> [Stored dataset items]
★ ★ ★ ★ ★

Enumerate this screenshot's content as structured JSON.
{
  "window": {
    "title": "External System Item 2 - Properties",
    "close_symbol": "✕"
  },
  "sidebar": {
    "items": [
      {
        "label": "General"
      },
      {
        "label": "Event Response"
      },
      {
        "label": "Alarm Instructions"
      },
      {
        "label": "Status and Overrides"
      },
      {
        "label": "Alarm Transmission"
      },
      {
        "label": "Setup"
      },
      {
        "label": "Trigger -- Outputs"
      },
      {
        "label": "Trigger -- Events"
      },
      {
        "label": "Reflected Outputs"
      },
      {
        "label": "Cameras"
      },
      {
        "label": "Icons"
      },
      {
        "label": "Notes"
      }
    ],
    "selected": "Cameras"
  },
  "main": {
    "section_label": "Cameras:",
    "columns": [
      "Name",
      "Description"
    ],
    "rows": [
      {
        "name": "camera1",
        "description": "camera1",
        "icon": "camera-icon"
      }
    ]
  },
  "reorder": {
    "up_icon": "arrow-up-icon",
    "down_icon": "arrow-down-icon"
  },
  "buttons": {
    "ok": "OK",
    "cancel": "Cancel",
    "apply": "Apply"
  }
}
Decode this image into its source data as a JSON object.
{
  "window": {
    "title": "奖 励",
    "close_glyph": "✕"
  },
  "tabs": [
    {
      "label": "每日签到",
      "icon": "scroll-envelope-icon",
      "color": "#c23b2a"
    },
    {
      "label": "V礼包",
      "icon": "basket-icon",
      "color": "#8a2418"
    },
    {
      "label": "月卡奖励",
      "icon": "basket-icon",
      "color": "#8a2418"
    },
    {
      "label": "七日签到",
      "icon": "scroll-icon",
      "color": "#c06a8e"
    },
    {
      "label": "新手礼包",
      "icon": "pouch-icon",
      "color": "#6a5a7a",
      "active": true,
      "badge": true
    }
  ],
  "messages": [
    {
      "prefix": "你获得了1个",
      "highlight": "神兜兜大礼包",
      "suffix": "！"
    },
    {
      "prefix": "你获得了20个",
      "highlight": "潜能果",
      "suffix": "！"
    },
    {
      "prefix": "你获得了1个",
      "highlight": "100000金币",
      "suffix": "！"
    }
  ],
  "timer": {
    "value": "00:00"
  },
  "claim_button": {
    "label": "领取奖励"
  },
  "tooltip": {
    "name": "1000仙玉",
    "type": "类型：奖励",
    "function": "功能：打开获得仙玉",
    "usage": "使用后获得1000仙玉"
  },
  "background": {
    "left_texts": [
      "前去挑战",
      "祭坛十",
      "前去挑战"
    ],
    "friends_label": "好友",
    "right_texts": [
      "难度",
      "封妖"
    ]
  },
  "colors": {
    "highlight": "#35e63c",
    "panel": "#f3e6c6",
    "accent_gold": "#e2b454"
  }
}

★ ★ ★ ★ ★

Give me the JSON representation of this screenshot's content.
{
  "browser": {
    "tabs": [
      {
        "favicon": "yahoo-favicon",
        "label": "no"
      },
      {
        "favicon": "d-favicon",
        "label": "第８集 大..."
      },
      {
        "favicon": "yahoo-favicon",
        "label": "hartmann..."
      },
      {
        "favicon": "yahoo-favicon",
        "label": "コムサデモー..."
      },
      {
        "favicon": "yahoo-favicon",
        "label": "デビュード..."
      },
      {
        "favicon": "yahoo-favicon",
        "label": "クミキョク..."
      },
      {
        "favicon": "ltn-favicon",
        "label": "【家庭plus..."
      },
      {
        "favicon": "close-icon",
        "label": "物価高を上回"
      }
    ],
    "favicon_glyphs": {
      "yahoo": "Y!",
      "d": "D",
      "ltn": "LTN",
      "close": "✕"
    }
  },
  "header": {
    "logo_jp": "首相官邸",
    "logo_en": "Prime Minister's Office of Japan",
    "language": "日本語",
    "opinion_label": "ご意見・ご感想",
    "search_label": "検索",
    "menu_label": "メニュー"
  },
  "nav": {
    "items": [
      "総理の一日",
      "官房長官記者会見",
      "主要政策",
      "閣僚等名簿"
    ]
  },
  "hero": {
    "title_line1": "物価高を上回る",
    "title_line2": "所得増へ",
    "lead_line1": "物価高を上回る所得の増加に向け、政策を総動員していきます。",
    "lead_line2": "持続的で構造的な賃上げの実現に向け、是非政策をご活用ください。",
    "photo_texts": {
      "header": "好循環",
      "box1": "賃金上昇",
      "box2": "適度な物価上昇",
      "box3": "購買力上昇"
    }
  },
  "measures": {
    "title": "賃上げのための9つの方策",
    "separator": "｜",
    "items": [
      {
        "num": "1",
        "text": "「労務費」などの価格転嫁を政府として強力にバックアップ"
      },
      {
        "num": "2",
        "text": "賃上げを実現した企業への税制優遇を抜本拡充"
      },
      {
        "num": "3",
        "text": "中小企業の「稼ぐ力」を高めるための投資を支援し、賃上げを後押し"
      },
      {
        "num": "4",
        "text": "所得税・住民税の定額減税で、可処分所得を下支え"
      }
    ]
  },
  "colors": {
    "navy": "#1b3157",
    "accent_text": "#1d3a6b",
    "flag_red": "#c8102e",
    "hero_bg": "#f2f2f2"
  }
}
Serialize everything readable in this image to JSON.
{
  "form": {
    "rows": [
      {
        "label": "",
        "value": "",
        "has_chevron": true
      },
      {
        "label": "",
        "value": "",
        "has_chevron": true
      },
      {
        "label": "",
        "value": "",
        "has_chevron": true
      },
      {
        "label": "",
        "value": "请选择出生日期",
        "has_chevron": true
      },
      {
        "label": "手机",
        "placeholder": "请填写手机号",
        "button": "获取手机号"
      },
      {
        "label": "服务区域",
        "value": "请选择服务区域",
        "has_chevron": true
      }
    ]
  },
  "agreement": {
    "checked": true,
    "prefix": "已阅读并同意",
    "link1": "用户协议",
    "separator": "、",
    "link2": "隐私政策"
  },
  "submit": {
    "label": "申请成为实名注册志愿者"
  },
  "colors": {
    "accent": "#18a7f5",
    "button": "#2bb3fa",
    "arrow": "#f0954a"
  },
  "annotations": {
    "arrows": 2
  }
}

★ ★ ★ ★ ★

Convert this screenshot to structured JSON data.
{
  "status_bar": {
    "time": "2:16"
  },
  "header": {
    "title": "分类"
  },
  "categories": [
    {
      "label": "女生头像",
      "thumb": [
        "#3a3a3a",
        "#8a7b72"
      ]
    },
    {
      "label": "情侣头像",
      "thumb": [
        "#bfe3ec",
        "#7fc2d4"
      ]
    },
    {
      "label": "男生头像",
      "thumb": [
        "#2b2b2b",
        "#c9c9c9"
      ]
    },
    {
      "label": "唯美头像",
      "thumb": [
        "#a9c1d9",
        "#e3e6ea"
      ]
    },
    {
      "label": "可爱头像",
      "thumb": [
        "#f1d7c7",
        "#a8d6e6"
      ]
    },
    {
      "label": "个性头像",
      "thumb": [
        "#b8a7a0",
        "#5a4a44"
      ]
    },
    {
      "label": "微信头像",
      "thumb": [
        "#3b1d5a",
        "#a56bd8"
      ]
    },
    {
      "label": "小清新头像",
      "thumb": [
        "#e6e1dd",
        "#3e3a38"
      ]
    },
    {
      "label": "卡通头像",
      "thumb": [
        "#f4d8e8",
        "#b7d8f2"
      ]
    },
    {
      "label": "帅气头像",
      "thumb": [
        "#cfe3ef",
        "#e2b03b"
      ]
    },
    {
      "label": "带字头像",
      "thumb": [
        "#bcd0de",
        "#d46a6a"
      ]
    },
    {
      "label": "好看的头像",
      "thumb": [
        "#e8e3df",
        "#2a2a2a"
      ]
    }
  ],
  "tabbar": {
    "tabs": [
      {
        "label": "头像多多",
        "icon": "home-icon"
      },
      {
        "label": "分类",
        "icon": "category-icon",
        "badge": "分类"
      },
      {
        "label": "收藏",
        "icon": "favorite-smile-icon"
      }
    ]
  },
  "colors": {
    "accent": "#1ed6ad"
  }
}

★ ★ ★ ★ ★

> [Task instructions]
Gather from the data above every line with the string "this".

> [Response]
Enumerate this screenshot's content as structured JSON.
Decode this image into its source data as a JSON object.
Give me the JSON representation of this screenshot's content.
Serialize everything readable in this image to JSON.
Convert this screenshot to structured JSON data.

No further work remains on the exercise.